- What to produce
Across the whole listing, find how many lines contain "Status", then write that number and nothing else.
═════ Exercise inputs ═════
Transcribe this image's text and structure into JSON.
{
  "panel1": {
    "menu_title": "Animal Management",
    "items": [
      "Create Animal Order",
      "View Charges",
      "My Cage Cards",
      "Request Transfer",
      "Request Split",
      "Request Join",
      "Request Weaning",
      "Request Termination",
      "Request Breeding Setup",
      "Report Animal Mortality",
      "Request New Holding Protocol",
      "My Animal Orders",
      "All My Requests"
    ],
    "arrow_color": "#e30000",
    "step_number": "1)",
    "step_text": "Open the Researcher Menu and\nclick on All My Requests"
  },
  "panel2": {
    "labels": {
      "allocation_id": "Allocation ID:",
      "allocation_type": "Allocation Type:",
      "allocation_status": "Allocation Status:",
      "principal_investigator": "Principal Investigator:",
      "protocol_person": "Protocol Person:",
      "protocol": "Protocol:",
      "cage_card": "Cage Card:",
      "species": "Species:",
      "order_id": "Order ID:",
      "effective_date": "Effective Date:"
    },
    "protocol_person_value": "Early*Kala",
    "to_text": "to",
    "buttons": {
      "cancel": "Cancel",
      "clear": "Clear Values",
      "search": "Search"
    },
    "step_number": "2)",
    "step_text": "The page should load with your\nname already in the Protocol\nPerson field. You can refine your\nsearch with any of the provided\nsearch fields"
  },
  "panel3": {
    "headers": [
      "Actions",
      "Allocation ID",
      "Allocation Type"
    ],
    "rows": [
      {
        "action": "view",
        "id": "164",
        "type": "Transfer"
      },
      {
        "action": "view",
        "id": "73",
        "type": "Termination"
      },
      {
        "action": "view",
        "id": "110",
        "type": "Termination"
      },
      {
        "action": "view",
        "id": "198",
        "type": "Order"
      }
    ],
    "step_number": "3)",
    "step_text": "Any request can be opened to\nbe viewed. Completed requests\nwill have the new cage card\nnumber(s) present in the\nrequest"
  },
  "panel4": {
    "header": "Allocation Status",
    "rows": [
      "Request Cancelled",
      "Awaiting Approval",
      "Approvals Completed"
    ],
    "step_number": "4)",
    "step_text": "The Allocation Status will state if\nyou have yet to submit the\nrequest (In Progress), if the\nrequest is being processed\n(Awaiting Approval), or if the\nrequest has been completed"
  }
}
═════
- Completed task
3